What you will do:
The answer must be every line from the entries below that includes "icon".

Records from a collection:
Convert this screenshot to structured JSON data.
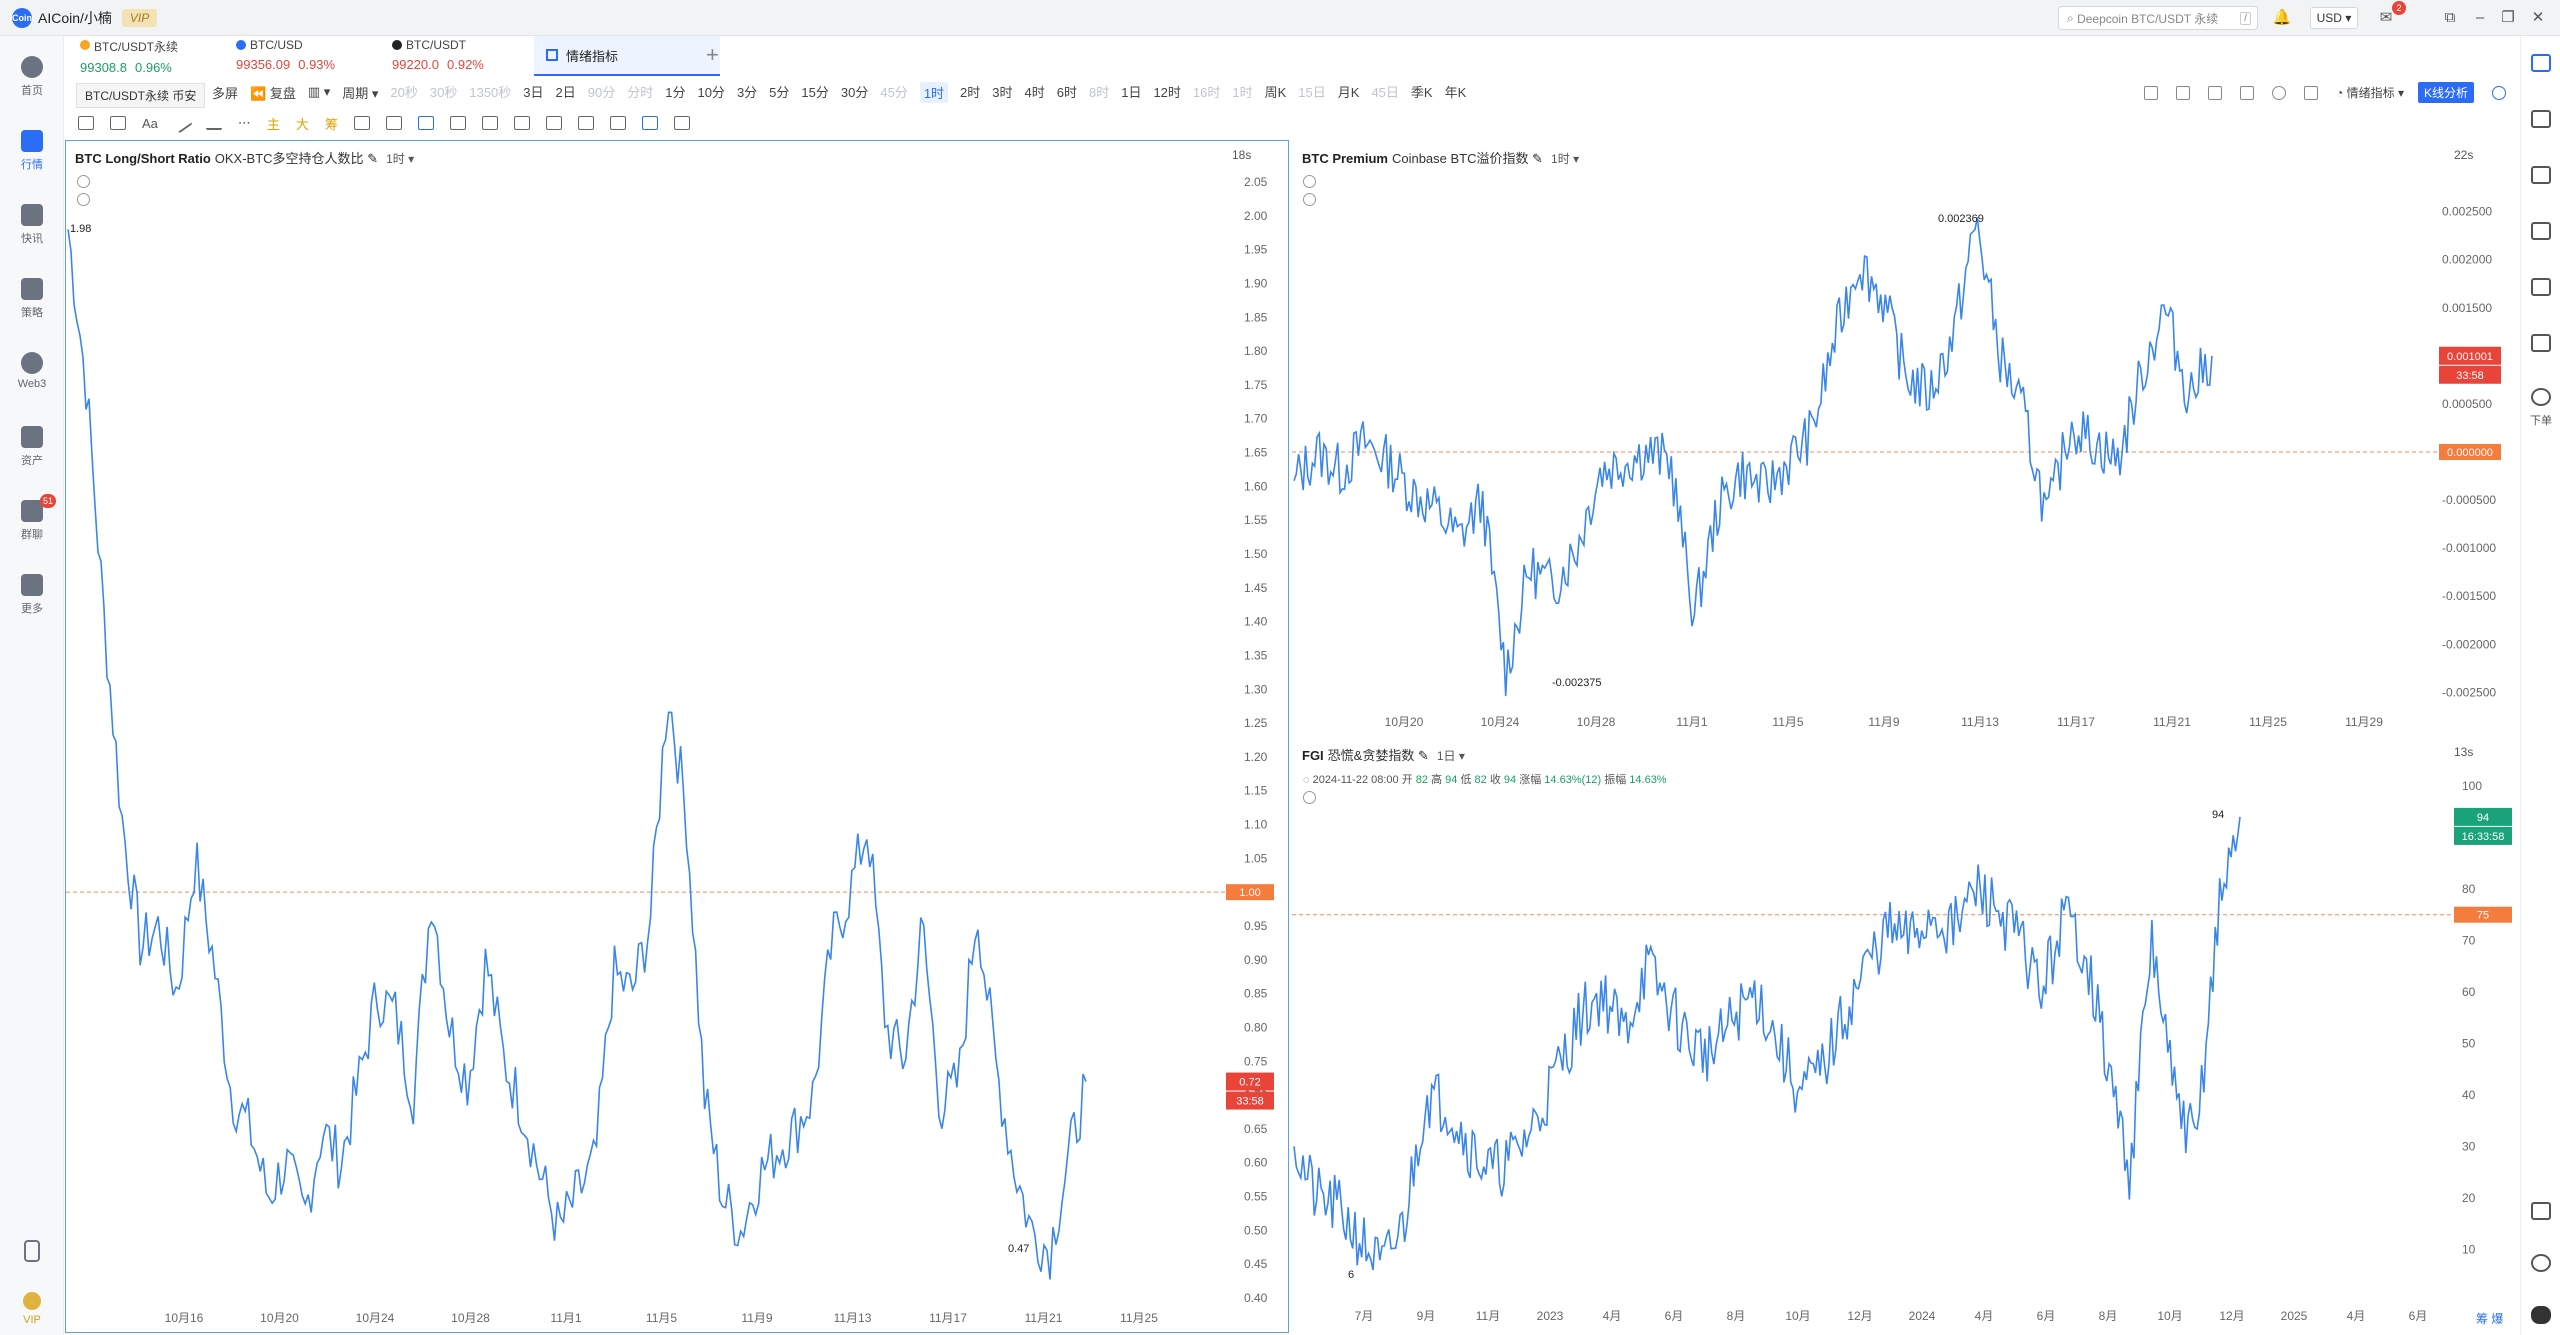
{
  "titlebar": {
    "logo_text": "Coin",
    "app_title": "AICoin/小楠",
    "vip": "VIP",
    "search_placeholder": "Deepcoin BTC/USDT 永续",
    "search_kbd": "/",
    "currency": "USD",
    "notifications": "2"
  },
  "sidebar": [
    {
      "label": "首页",
      "icon": "globe-icon"
    },
    {
      "label": "行情",
      "icon": "chart-icon",
      "active": true
    },
    {
      "label": "快讯",
      "icon": "news-icon"
    },
    {
      "label": "策略",
      "icon": "robot-icon"
    },
    {
      "label": "Web3",
      "icon": "web3-icon"
    },
    {
      "label": "资产",
      "icon": "wallet-icon"
    },
    {
      "label": "群聊",
      "icon": "chat-icon",
      "badge": "51"
    },
    {
      "label": "更多",
      "icon": "grid-icon"
    },
    {
      "label": "",
      "icon": "phone-icon"
    },
    {
      "label": "VIP",
      "icon": "vip-icon"
    }
  ],
  "rightbar": {
    "order_label": "下单"
  },
  "tickers": [
    {
      "name": "BTC/USDT永续",
      "price": "99308.8",
      "change": "0.96%",
      "dir": "up",
      "dot": "#f5a623"
    },
    {
      "name": "BTC/USD",
      "price": "99356.09",
      "change": "0.93%",
      "dir": "down",
      "dot": "#2a6df4"
    },
    {
      "name": "BTC/USDT",
      "price": "99220.0",
      "change": "0.92%",
      "dir": "down",
      "dot": "#222222"
    }
  ],
  "active_tab": "情绪指标",
  "tooltip": "BTC/USDT永续 币安",
  "periodbar": {
    "left": [
      "多屏",
      "复盘",
      "周期"
    ],
    "periods": [
      {
        "t": "20秒",
        "dim": true
      },
      {
        "t": "30秒",
        "dim": true
      },
      {
        "t": "1350秒",
        "dim": true
      },
      {
        "t": "3日"
      },
      {
        "t": "2日"
      },
      {
        "t": "90分",
        "dim": true
      },
      {
        "t": "分时",
        "dim": true
      },
      {
        "t": "1分"
      },
      {
        "t": "10分"
      },
      {
        "t": "3分"
      },
      {
        "t": "5分"
      },
      {
        "t": "15分"
      },
      {
        "t": "30分"
      },
      {
        "t": "45分",
        "dim": true
      },
      {
        "t": "1时",
        "active": true
      },
      {
        "t": "2时"
      },
      {
        "t": "3时"
      },
      {
        "t": "4时"
      },
      {
        "t": "6时"
      },
      {
        "t": "8时",
        "dim": true
      },
      {
        "t": "1日"
      },
      {
        "t": "12时"
      },
      {
        "t": "16时",
        "dim": true
      },
      {
        "t": "1时",
        "dim": true
      },
      {
        "t": "周K"
      },
      {
        "t": "15日",
        "dim": true
      },
      {
        "t": "月K"
      },
      {
        "t": "45日",
        "dim": true
      },
      {
        "t": "季K"
      },
      {
        "t": "年K"
      }
    ],
    "indicator_label": "情绪指标",
    "kline_button": "K线分析"
  },
  "drawbar": {
    "labels": [
      "Aa",
      "主",
      "大",
      "筹"
    ]
  },
  "panels": {
    "ls": {
      "title": "BTC Long/Short Ratio",
      "subtitle": "OKX-BTC多空持仓人数比",
      "timeframe": "1时",
      "timer": "18s",
      "price_tag": "0.72",
      "countdown": "33:58",
      "ref_tag": "1.00",
      "max_label": "1.98",
      "min_label": "0.47"
    },
    "premium": {
      "title": "BTC Premium",
      "subtitle": "Coinbase BTC溢价指数",
      "timeframe": "1时",
      "timer": "22s",
      "price_tag": "0.001001",
      "countdown": "33:58",
      "ref_tag": "0.000000",
      "max_label": "0.002369",
      "min_label": "-0.002375"
    },
    "fgi": {
      "title": "FGI",
      "subtitle": "恐慌&贪婪指数",
      "timeframe": "1日",
      "timer": "13s",
      "ohlc_date": "2024-11-22 08:00",
      "ohlc_open": "82",
      "ohlc_high": "94",
      "ohlc_low": "82",
      "ohlc_close": "94",
      "ohlc_change": "14.63%(12)",
      "ohlc_amp": "14.63%",
      "l_open": "开",
      "l_high": "高",
      "l_low": "低",
      "l_close": "收",
      "l_change": "涨幅",
      "l_amp": "振幅",
      "price_tag": "94",
      "countdown": "16:33:58",
      "ref_tag": "75",
      "max_label": "94",
      "min_label": "6",
      "corner": "筹  爆"
    }
  },
  "chart_data": [
    {
      "type": "line",
      "title": "BTC Long/Short Ratio",
      "ylim": [
        0.4,
        2.05
      ],
      "yticks": [
        "2.05",
        "2.00",
        "1.95",
        "1.90",
        "1.85",
        "1.80",
        "1.75",
        "1.70",
        "1.65",
        "1.60",
        "1.55",
        "1.50",
        "1.45",
        "1.40",
        "1.35",
        "1.30",
        "1.25",
        "1.20",
        "1.15",
        "1.10",
        "1.05",
        "1.00",
        "0.95",
        "0.90",
        "0.85",
        "0.80",
        "0.75",
        "0.70",
        "0.65",
        "0.60",
        "0.55",
        "0.50",
        "0.45",
        "0.40"
      ],
      "xticks": [
        "10月16",
        "10月20",
        "10月24",
        "10月28",
        "11月1",
        "11月5",
        "11月9",
        "11月13",
        "11月17",
        "11月21",
        "11月25"
      ],
      "series": [
        {
          "values": [
            1.98,
            1.75,
            1.4,
            1.1,
            0.92,
            0.95,
            0.85,
            1.05,
            0.9,
            0.7,
            0.65,
            0.55,
            0.6,
            0.52,
            0.65,
            0.6,
            0.72,
            0.85,
            0.82,
            0.7,
            1.0,
            0.8,
            0.72,
            0.9,
            0.75,
            0.68,
            0.58,
            0.5,
            0.55,
            0.6,
            0.88,
            0.85,
            0.95,
            1.3,
            1.12,
            0.7,
            0.55,
            0.5,
            0.58,
            0.62,
            0.65,
            0.7,
            0.92,
            1.0,
            1.1,
            0.8,
            0.75,
            0.95,
            0.68,
            0.72,
            0.98,
            0.75,
            0.6,
            0.5,
            0.47,
            0.6,
            0.72
          ]
        }
      ]
    },
    {
      "type": "line",
      "title": "BTC Premium",
      "ylim": [
        -0.0026,
        0.0026
      ],
      "yticks": [
        "0.002500",
        "0.002000",
        "0.001500",
        "0.001000",
        "0.000500",
        "0.000000",
        "-0.000500",
        "-0.001000",
        "-0.001500",
        "-0.002000",
        "-0.002500"
      ],
      "xticks": [
        "10月20",
        "10月24",
        "10月28",
        "11月1",
        "11月5",
        "11月9",
        "11月13",
        "11月17",
        "11月21",
        "11月25",
        "11月29"
      ],
      "series": [
        {
          "values": [
            -0.0003,
            0.0,
            -0.0002,
            0.0001,
            -0.0001,
            -0.0004,
            -0.0006,
            -0.0009,
            -0.0005,
            -0.0023,
            -0.0012,
            -0.0014,
            -0.001,
            -0.0002,
            -0.0001,
            0.0,
            -0.0001,
            -0.0017,
            -0.0006,
            -0.0002,
            -0.0004,
            -0.0001,
            0.0002,
            0.0012,
            0.002,
            0.0016,
            0.0008,
            0.0006,
            0.0012,
            0.0024,
            0.001,
            0.0004,
            -0.0007,
            0.0003,
            0.0001,
            -0.0001,
            0.0008,
            0.0015,
            0.0006,
            0.001
          ]
        }
      ]
    },
    {
      "type": "line",
      "title": "FGI",
      "ylim": [
        6,
        100
      ],
      "yticks": [
        "100",
        "90",
        "80",
        "70",
        "60",
        "50",
        "40",
        "30",
        "20",
        "10"
      ],
      "xticks": [
        "7月",
        "9月",
        "11月",
        "2023",
        "4月",
        "6月",
        "8月",
        "10月",
        "12月",
        "2024",
        "4月",
        "6月",
        "8月",
        "10月",
        "12月",
        "2025",
        "4月",
        "6月"
      ],
      "series": [
        {
          "values": [
            30,
            20,
            18,
            12,
            6,
            15,
            40,
            38,
            30,
            25,
            28,
            35,
            45,
            55,
            60,
            52,
            65,
            58,
            50,
            48,
            55,
            60,
            50,
            40,
            45,
            55,
            65,
            72,
            70,
            75,
            72,
            80,
            76,
            70,
            60,
            75,
            68,
            45,
            25,
            70,
            40,
            30,
            75,
            94
          ]
        }
      ]
    }
  ]
}
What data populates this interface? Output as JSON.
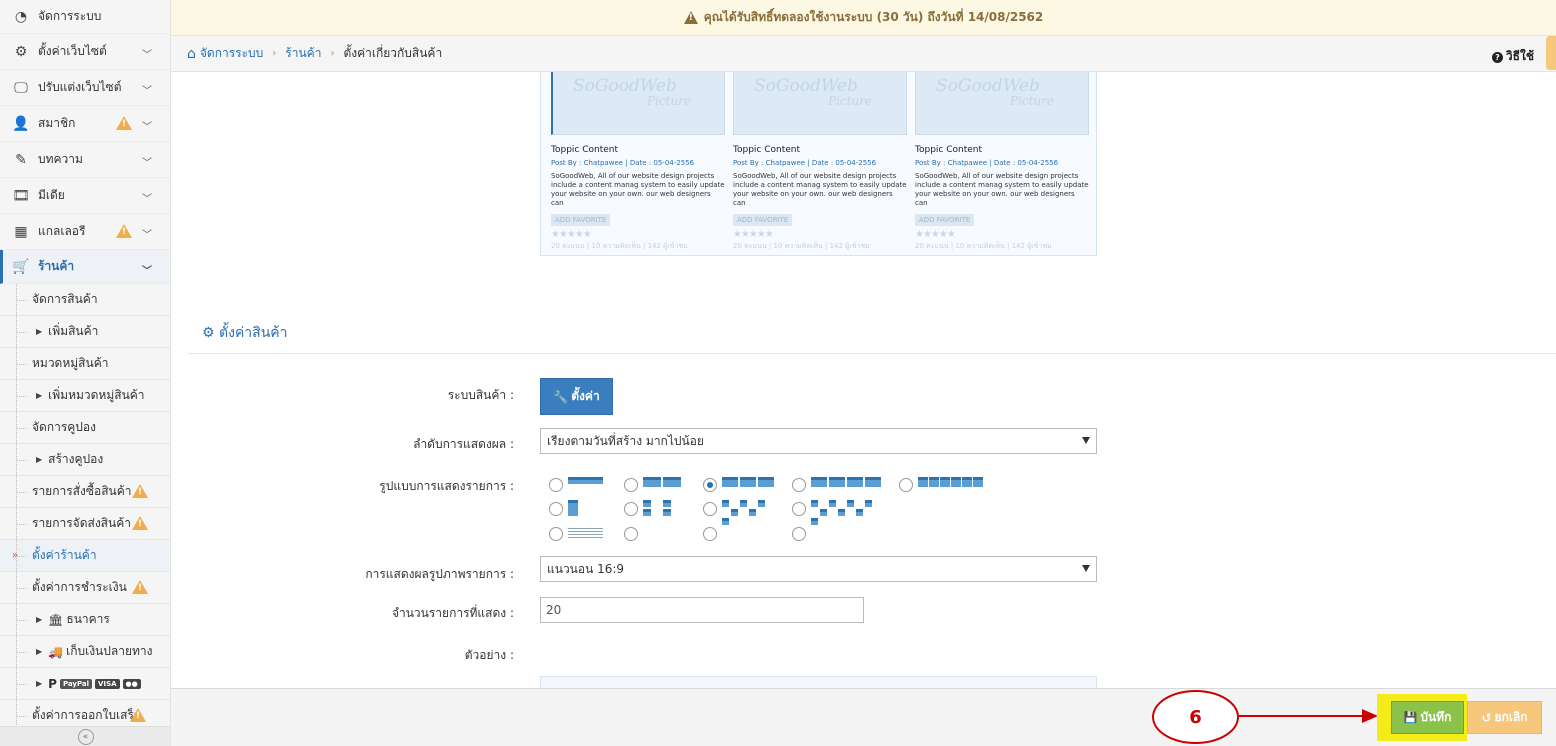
{
  "notice": {
    "text": "คุณได้รับสิทธิ์ทดลองใช้งานระบบ (30 วัน) ถึงวันที่ 14/08/2562"
  },
  "breadcrumb": {
    "home": "จัดการระบบ",
    "shop": "ร้านค้า",
    "current": "ตั้งค่าเกี่ยวกับสินค้า"
  },
  "help_label": "วิธีใช้",
  "sidebar": {
    "items": [
      {
        "label": "จัดการระบบ"
      },
      {
        "label": "ตั้งค่าเว็บไซต์"
      },
      {
        "label": "ปรับแต่งเว็บไซต์"
      },
      {
        "label": "สมาชิก"
      },
      {
        "label": "บทความ"
      },
      {
        "label": "มีเดีย"
      },
      {
        "label": "แกลเลอรี"
      },
      {
        "label": "ร้านค้า"
      }
    ],
    "shop_sub": [
      {
        "label": "จัดการสินค้า"
      },
      {
        "label": "เพิ่มสินค้า"
      },
      {
        "label": "หมวดหมู่สินค้า"
      },
      {
        "label": "เพิ่มหมวดหมู่สินค้า"
      },
      {
        "label": "จัดการคูปอง"
      },
      {
        "label": "สร้างคูปอง"
      },
      {
        "label": "รายการสั่งซื้อสินค้า"
      },
      {
        "label": "รายการจัดส่งสินค้า"
      },
      {
        "label": "ตั้งค่าร้านค้า"
      },
      {
        "label": "ตั้งค่าการชำระเงิน"
      },
      {
        "label": "ธนาคาร"
      },
      {
        "label": "เก็บเงินปลายทาง"
      },
      {
        "label": "ตั้งค่าการออกใบเสร็จ"
      }
    ],
    "payment_badges": [
      "PayPal",
      "VISA"
    ]
  },
  "preview_cards": [
    {
      "brand": "SoGoodWeb",
      "sub": "Picture",
      "title": "Toppic Content",
      "meta": "Post By : Chatpawee  |  Date : 05-04-2556",
      "desc": "SoGoodWeb, All of our website design projects include a content manag system to easily update your website on your own. our web designers can",
      "fav": "ADD FAVORITE",
      "stars": "★★★★★",
      "stats": "20 คะแนน | 10 ความคิดเห็น | 142 ผู้เข้าชม"
    },
    {
      "brand": "SoGoodWeb",
      "sub": "Picture",
      "title": "Toppic Content",
      "meta": "Post By : Chatpawee  |  Date : 05-04-2556",
      "desc": "SoGoodWeb, All of our website design projects include a content manag system to easily update your website on your own. our web designers can",
      "fav": "ADD FAVORITE",
      "stars": "★★★★★",
      "stats": "20 คะแนน | 10 ความคิดเห็น | 142 ผู้เข้าชม"
    },
    {
      "brand": "SoGoodWeb",
      "sub": "Picture",
      "title": "Toppic Content",
      "meta": "Post By : Chatpawee  |  Date : 05-04-2556",
      "desc": "SoGoodWeb, All of our website design projects include a content manag system to easily update your website on your own. our web designers can",
      "fav": "ADD FAVORITE",
      "stars": "★★★★★",
      "stats": "20 คะแนน | 10 ความคิดเห็น | 142 ผู้เข้าชม"
    }
  ],
  "section": {
    "title": "ตั้งค่าสินค้า"
  },
  "form": {
    "system_label": "ระบบสินค้า :",
    "setting_button": "ตั้งค่า",
    "order_label": "ลำดับการแสดงผล :",
    "order_value": "เรียงตามวันที่สร้าง มากไปน้อย",
    "layout_label": "รูปแบบการแสดงรายการ :",
    "layout_selected": "grid-3",
    "image_label": "การแสดงผลรูปภาพรายการ :",
    "image_value": "แนวนอน 16:9",
    "count_label": "จำนวนรายการที่แสดง :",
    "count_value": "20",
    "example_label": "ตัวอย่าง :"
  },
  "footer": {
    "annotation_number": "6",
    "save_label": "บันทึก",
    "cancel_label": "ยกเลิก"
  },
  "colors": {
    "primary": "#2a6fb0",
    "save": "#8bc34a",
    "cancel": "#f7c77c",
    "warning": "#f0ad4e",
    "annotation": "#cc0000"
  }
}
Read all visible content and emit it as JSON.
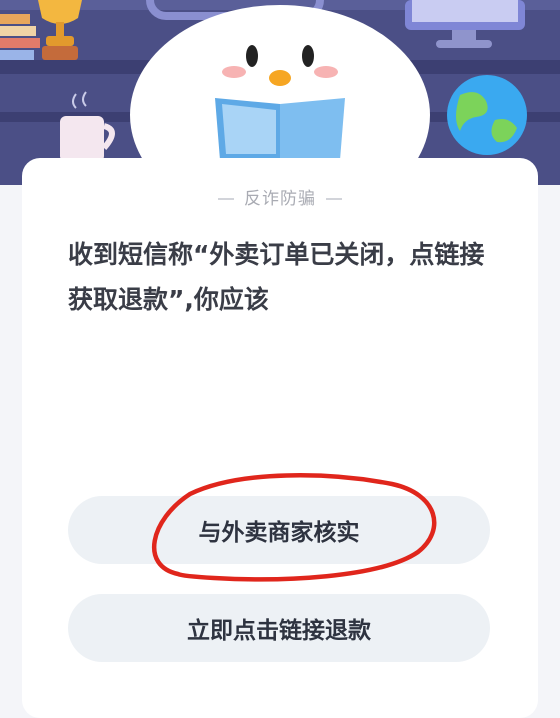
{
  "section_label": "反诈防骗",
  "question": "收到短信称“外卖订单已关闭，点链接获取退款”,你应该",
  "options": [
    {
      "label": "与外卖商家核实"
    },
    {
      "label": "立即点击链接退款"
    }
  ],
  "colors": {
    "hero_bg": "#4b4f86",
    "option_bg": "#edf1f5",
    "annotation": "#e0261c"
  }
}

Result:
      "icon": "globe-icon"
      "icon": "chart-icon",
      "icon": "news-icon"
      "icon": "robot-icon"
      "icon": "web3-icon"
      "icon": "wallet-icon"
      "icon": "chat-icon",
      "icon": "grid-icon"
      "icon": "phone-icon"
      "icon": "vip-icon"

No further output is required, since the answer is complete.